Erm, you know, when typing you don't have to type the word "PERIOD"; the little punctuation guy directly after does that for you....
Uh-oh - Someone didn't get the Powerline job they applied for, did they?
An excellent Playmobil reconstruction chaps! What, with this and the excellent BOFH, the decent weather outside (in London anway) and the clocks going forward this weekend, it almost feels like the heady days of Summer are just around the corner :-)
Damn Larry, so close...
The Exalytics appliance has what Oracle CEO Larry Ellison called a "heuristic adaptive in-memory cache."
He could at least have snuck a "logical" after the second word...
Is this just a fancy new name for FXP?
As an ex-NEC Semiconductors (scotland) employee I am saddened to hear this. Mind you, they did shaft an awful lot of people when they *ahem* mothballed the Livingston operation...
I've never understood why someone would pay $239 for Windows 7 Ultimate when for $199 they could buy _all_ of Microsoft's software from Technet? Yes, I know that strictly speaking the license is for "testing and development", but still, it's pretty good value...
I thought it was good documentary and journalistic practice to use the expanded version of an acronym in the first instance, and then use the acronym thereafter. I can't see anywhere in this article an explanation of "OTT", and then to add insult to injury, the author goes for it at the end and uses the damn thing three times in two sentences! I realise that this piece was originally published elsewhere, but some editorial oversight would be nice.
Or we could all just be proud to be Earthians...
Only on one side of the planet at any one time; the other would experience something of a rise...
- Xmas Round-up Ten top tech toys to interface with a techie’s Christmas stocking
- Xmas Round-up Ghosts of Christmas Past: Ten tech treats from yesteryear
- Review Hey Linux newbie: If you've never had a taste, try perfect Petra ... mmm, smells like Mint 16

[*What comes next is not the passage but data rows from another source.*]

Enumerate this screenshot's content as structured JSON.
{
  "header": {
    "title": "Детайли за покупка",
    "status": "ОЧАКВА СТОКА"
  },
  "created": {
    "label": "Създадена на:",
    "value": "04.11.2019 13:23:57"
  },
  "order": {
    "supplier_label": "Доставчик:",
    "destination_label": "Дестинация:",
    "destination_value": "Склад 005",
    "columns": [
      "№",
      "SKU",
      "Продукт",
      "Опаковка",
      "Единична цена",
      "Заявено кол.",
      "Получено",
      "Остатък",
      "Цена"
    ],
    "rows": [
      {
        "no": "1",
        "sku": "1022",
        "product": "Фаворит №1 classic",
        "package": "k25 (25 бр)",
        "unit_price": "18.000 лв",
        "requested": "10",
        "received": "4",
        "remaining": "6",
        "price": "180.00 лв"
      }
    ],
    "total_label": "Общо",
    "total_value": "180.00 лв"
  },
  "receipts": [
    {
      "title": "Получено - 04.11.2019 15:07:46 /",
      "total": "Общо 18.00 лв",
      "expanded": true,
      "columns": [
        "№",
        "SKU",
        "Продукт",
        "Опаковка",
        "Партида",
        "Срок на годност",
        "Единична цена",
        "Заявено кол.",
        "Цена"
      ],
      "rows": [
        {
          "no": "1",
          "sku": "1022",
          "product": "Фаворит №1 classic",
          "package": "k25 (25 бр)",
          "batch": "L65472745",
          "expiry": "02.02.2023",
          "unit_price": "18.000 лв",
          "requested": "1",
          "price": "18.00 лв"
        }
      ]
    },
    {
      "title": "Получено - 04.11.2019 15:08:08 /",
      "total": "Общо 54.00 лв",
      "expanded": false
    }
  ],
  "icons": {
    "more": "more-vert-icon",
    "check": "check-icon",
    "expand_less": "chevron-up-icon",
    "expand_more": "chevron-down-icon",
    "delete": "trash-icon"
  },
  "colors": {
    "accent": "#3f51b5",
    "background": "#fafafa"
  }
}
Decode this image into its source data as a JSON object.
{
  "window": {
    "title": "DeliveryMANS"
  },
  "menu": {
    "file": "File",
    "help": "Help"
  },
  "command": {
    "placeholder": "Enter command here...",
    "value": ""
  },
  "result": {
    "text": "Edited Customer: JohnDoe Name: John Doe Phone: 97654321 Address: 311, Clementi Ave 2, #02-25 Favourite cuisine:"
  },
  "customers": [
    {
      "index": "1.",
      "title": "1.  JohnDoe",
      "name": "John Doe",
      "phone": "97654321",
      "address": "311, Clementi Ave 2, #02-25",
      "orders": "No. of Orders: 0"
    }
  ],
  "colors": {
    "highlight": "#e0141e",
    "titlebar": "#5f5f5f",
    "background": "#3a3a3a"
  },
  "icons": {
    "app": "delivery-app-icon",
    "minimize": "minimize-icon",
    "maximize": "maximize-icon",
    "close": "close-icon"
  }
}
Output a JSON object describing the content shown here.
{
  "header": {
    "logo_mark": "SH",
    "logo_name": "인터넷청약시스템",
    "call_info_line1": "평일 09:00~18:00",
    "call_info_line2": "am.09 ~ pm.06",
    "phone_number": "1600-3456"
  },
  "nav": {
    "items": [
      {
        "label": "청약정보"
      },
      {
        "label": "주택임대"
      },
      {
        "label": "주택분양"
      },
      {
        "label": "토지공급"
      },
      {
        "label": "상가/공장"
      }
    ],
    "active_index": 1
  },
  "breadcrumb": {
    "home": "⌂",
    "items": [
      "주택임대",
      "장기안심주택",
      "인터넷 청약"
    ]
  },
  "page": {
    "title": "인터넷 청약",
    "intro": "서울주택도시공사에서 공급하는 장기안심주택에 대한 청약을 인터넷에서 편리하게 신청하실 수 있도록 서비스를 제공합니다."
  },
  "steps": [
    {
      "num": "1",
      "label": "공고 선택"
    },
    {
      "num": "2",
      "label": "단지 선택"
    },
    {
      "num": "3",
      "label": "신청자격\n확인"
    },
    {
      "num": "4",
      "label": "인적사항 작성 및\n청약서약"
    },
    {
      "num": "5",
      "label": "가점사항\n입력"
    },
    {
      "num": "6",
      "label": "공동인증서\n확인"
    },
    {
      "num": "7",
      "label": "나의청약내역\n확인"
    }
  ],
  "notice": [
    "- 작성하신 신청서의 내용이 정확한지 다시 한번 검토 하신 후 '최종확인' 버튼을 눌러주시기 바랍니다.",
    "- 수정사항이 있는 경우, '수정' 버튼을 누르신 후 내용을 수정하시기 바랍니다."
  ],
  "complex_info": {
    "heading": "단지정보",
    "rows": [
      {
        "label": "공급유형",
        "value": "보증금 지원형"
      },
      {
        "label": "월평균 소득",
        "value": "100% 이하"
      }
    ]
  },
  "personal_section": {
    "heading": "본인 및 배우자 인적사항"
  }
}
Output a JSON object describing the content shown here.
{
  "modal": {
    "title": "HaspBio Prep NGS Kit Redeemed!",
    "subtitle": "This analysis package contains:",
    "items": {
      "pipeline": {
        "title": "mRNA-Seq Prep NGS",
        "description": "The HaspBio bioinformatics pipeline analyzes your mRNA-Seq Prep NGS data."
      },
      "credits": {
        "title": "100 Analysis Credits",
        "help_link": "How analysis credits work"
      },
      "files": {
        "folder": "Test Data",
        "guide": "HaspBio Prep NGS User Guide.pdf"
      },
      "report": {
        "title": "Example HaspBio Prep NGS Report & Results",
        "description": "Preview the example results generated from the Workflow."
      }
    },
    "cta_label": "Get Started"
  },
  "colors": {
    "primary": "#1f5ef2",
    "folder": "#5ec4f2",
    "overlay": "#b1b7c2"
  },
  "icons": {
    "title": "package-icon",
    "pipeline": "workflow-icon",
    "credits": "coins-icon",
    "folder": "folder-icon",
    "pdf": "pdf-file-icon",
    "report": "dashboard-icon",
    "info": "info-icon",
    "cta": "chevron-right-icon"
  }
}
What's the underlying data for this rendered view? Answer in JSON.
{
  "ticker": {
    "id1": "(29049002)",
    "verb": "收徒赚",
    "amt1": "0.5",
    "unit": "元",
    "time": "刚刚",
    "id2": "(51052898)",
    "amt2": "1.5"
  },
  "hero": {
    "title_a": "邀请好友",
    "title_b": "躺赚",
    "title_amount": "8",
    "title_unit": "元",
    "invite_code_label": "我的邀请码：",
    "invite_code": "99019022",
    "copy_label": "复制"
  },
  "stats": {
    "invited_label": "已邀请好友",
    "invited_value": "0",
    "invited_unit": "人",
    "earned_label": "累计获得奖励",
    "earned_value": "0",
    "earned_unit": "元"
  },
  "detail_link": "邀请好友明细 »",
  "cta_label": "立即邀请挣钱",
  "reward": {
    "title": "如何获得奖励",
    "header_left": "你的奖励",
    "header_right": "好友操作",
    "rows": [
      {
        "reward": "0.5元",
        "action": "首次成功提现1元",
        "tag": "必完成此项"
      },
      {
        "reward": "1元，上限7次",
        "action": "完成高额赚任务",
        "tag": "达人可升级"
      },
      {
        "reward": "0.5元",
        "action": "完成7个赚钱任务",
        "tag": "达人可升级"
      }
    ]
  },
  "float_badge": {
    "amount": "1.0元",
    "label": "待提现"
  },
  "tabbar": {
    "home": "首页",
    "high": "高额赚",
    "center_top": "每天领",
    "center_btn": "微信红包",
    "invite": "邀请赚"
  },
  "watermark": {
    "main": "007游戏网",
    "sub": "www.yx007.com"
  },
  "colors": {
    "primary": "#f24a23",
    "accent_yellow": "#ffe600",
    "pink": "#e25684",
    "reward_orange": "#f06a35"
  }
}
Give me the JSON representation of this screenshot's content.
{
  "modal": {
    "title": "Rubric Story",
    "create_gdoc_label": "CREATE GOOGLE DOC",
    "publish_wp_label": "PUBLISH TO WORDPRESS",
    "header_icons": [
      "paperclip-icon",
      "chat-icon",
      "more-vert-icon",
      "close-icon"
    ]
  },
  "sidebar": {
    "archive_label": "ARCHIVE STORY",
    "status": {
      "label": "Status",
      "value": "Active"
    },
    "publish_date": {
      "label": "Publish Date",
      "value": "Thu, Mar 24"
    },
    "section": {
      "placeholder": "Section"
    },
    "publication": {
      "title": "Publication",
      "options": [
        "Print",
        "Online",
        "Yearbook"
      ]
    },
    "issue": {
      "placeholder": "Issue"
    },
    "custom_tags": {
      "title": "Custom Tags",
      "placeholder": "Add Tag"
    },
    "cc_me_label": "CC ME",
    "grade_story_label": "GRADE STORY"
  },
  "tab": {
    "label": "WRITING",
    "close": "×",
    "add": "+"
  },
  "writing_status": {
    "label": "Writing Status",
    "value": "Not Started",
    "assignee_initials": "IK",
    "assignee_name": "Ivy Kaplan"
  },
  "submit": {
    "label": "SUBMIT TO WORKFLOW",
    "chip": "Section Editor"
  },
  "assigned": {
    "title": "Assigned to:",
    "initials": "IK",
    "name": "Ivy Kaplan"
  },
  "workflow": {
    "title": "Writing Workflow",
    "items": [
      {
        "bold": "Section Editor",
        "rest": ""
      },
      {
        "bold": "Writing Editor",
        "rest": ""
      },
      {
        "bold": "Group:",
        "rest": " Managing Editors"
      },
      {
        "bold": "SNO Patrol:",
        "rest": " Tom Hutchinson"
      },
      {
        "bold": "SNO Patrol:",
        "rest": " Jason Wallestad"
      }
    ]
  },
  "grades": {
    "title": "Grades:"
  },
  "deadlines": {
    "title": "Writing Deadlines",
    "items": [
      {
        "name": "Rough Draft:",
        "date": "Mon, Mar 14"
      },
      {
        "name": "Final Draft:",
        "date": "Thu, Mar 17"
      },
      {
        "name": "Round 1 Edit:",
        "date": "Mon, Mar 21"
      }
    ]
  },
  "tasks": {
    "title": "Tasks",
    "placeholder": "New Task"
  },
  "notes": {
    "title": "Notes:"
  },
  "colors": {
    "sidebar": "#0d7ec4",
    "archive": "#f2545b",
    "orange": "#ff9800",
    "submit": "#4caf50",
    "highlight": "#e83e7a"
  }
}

- Analysis Microsoft's licence riddles give Linux and pals a free ride to virtual domination
- I KNOW how to SAVE Microsoft. Give Windows 8 away for FREE – analyst